“But we fought back. We did our best. I’ve lost it by 11 points but we’ve won five stages and we’re happy with this year’s Tour.”
Green jersey winner Petacchi is the most successful active rider with 155 victories and joined a select list of sprinters who have won the green jersey in all three Grand Tours – including the Giro d’Italia and the Spanish Vuelta.
The last man to do so was France’s Laurent Jalabert in 1999.
His 46 stage wins in the three majors is only surpassed by his compatriot Mario Cipollini, who won 57 stages. Petacchi also became the first Italian to take the green jersey at the Tour de France since Franco Bitossi in 1968.
The first part of the 102.5km final stage from Longjumeau to Paris saw Contador respect the traditions of champagne sipping and posing for the photographers on motorbikes.
It was not until the peloton arrived in Paris that the race began, with eight laps of the 7km Champs-Elysees circuit awaiting them.
With seven laps remaining, a group of 11 riders broke from the peloton, but with one lap to go that group was reduced to three.
The brave cluster was then swallowed up by the peloton with the main teams protecting their sprinters before the final burst for glory.
Quick Step’s Carlos Barredo, Cervelo Test Team’s Thor Hushovd, Lampre-Farnese’s Petacchi and Garmin’s Julian Dean all made a bid, but they could not live with the pace of Cavendish who swung to the right with about 100m to go and accelerated to the line.
It was another devastating display of sprinting by Cavendish, who became the first rider to win in Paris two years in a row.
The moment may have belonged to Cavendish, but the day and Tour was Contador’s.
“I had some tough moments on this year’s race, as much from a mental as physical point of view,” said the 27-year-old, who extended Spain’s winning streak in the race to five years.
“I think that managing to cope during those days was the reason I won the Tour.
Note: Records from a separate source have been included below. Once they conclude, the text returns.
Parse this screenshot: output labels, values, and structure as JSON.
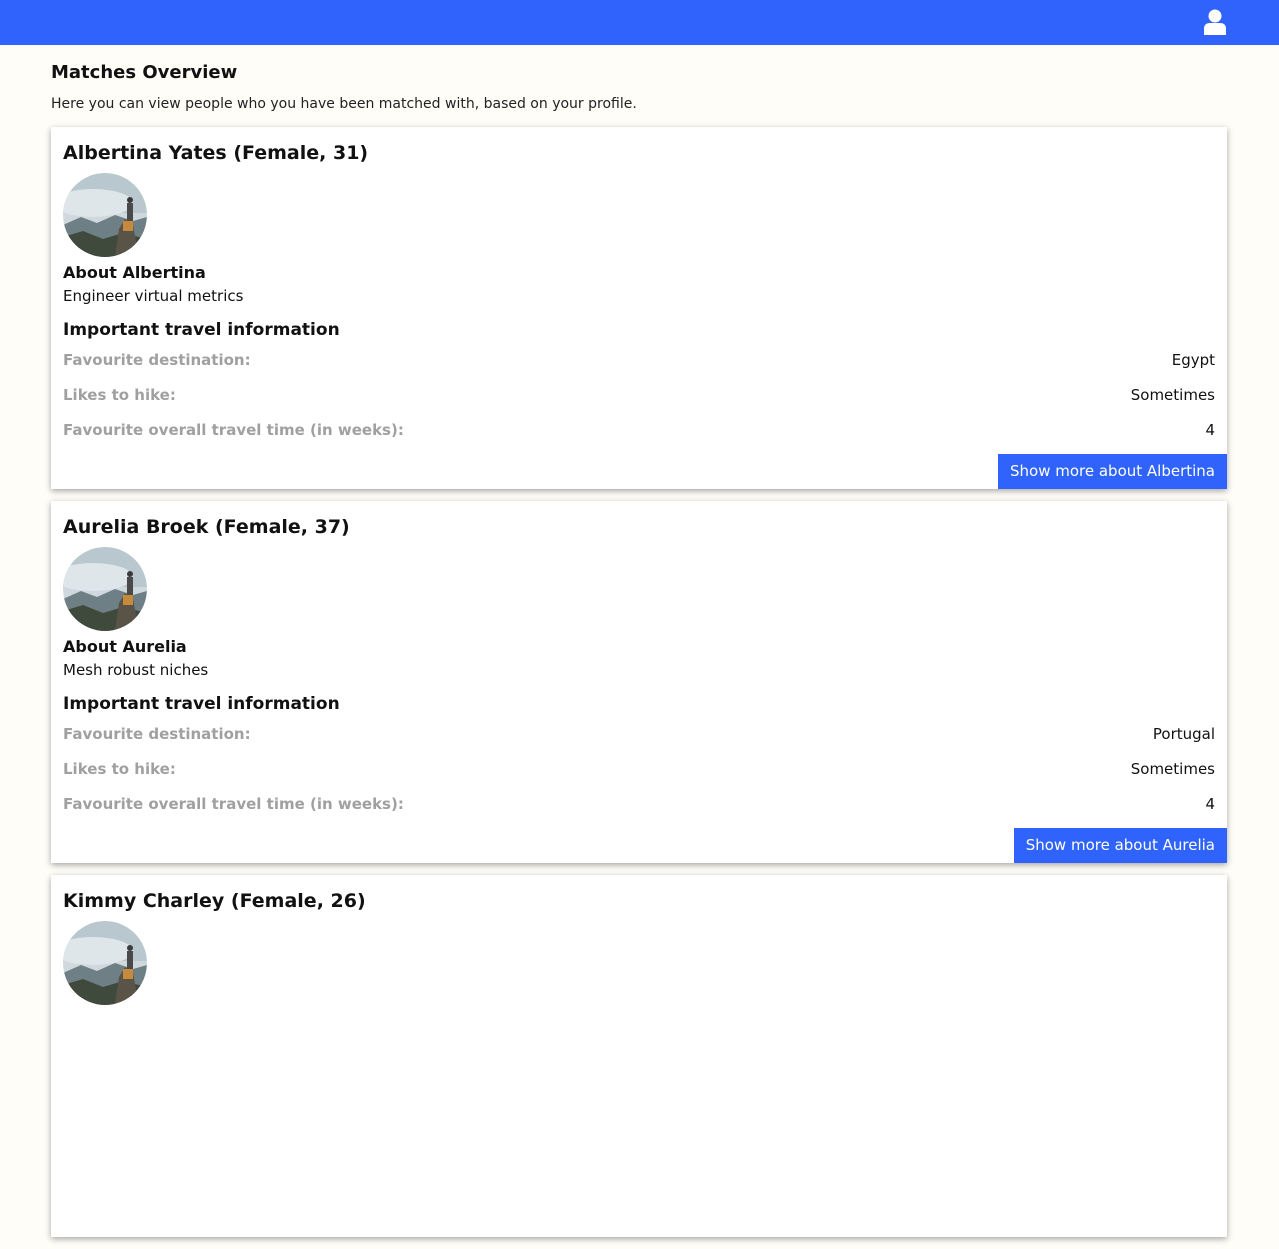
{
  "header": {
    "user_icon": "user-icon",
    "bar_color": "#2f63fb"
  },
  "page": {
    "title": "Matches Overview",
    "subtitle": "Here you can view people who you have been matched with, based on your profile."
  },
  "labels": {
    "travel_title": "Important travel information",
    "destination_label": "Favourite destination:",
    "hike_label": "Likes to hike:",
    "time_label": "Favourite overall travel time (in weeks):"
  },
  "matches": [
    {
      "name": "Albertina Yates (Female, 31)",
      "about_title": "About Albertina",
      "about_text": "Engineer virtual metrics",
      "destination": "Egypt",
      "hike": "Sometimes",
      "travel_time": "4",
      "button": "Show more about Albertina"
    },
    {
      "name": "Aurelia Broek (Female, 37)",
      "about_title": "About Aurelia",
      "about_text": "Mesh robust niches",
      "destination": "Portugal",
      "hike": "Sometimes",
      "travel_time": "4",
      "button": "Show more about Aurelia"
    },
    {
      "name": "Kimmy Charley (Female, 26)"
    }
  ]
}
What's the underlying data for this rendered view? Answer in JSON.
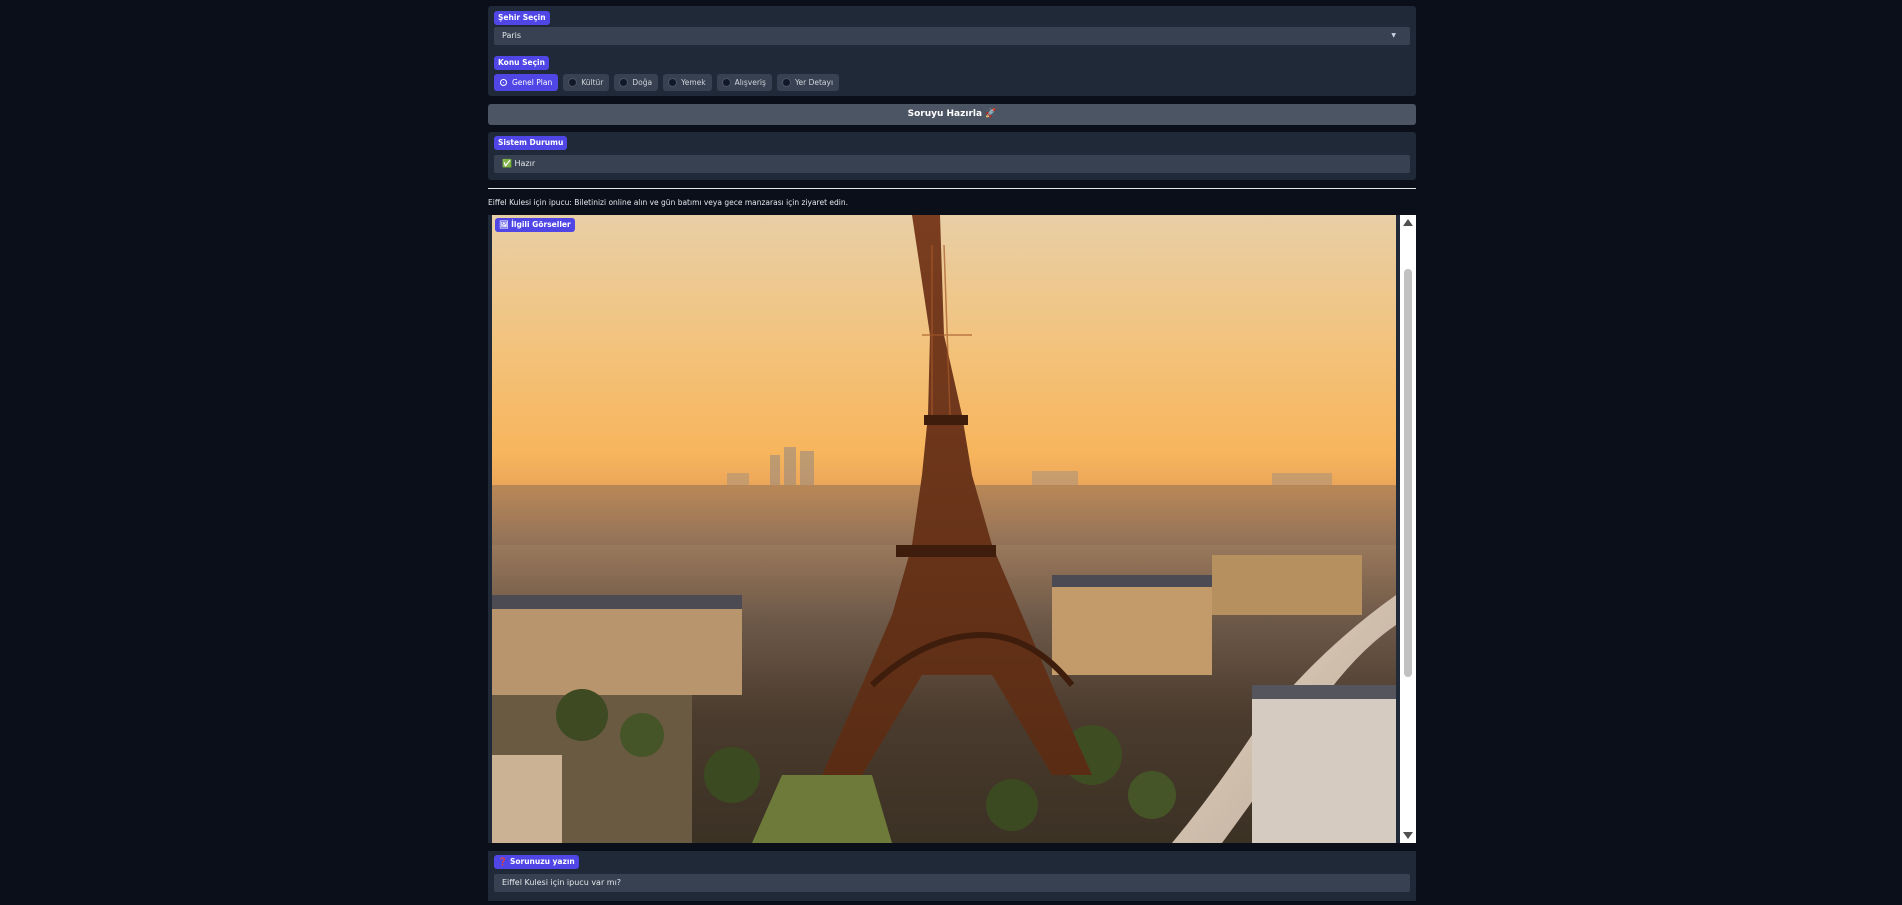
{
  "city": {
    "label": "Şehir Seçin",
    "selected": "Paris"
  },
  "topic": {
    "label": "Konu Seçin",
    "options": [
      "Genel Plan",
      "Kültür",
      "Doğa",
      "Yemek",
      "Alışveriş",
      "Yer Detayı"
    ],
    "selected_index": 0
  },
  "prepare_button": "Soruyu Hazırla 🚀",
  "status": {
    "label": "Sistem Durumu",
    "value": "✅ Hazır"
  },
  "tip_text": "Eiffel Kulesi için ipucu: Biletinizi online alın ve gün batımı veya gece manzarası için ziyaret edin.",
  "gallery": {
    "label": "🖼 İlgili Görseller",
    "image_subject": "Eiffel Tower at sunset over Paris"
  },
  "question": {
    "label": "❓ Sorunuzu yazın",
    "value": "Eiffel Kulesi için ipucu var mı?"
  },
  "colors": {
    "background": "#0b0f19",
    "panel": "#1f2937",
    "field": "#374151",
    "accent": "#4f46e5",
    "button": "#4b5563"
  }
}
I suffered a lot to get this result. Words don’t explain what it means to me.”
Runner-up Schleck, 25, took the white jersey awarded for the best young rider, while Armstrong’s Team Radioshack were the leading team at the Tour.
French Bbox rider Anthony Charteau claimed the King of the Mountains title.
Before the start of the stage, 38-year-old Armstrong and his team-mates were ordered to remove their change of jersey highlighting cancer sufferers because it fell foul of Tour rules.
The team were fined a total of 6,300 Swiss francs for the incident.
“The idea was to talk about the significance of the disease,” said the American.
“I suppose in the end changing the jerseys probably brought more attention, so maybe it was a blessing. But it was stressful at the time.”
Stage 20 results:
1. Mark Cavendish (GB/HTC Columbia) 2h 42m 20s
2. Alessandro Petacchi (Ita/Garmin) same time
3. Julian Dean (NZ/Garmin) same time
4. Jurgen Roelandts (Bel/Omega) same time
5. Oscar Freire (Spain/Rabobank) same time
1. Alberto Contador (Spa/Astana) 91hrs 58mins 48secs
2. Andy Schleck (Luxembourg/Saxo Bank) +39″
3. Denis Menchov (Rus/Rabobank) +2’01″
4. Samuel Sanchez (Spain/Euskaltel) +3’40″
5. Jurgen Van den Broeck (Bel/Omega Pharma-Lotto) +6’54″”
15. Nicolas Roche (Ire/ AG2R) +16’59″
17. Thomas Lovkvist (Swe/ Sky) +20’46″
23. Lance Armstrong (US / Radioshack) +39’20″
24. Bradley Wiggins (GB / Sky) +39’24″
26. Cadel Evans (Aus/ BMC) +50’27″
67. Geraint Thomas (GB / Sky) +2h 05’00″
151. Stephen Cummings (GB / Sky) +3h 45’47″
154. Mark Cavendish (GB / HTC-Columbia) +3h 51’23″
158. David Millar (GB / Garmin) +3h 56’46″
163. Jeremy Hunt (GB / Cervelo) +4h 02’21″
164. Daniel Lloyd (GB / Cervelo) +4h 02’59″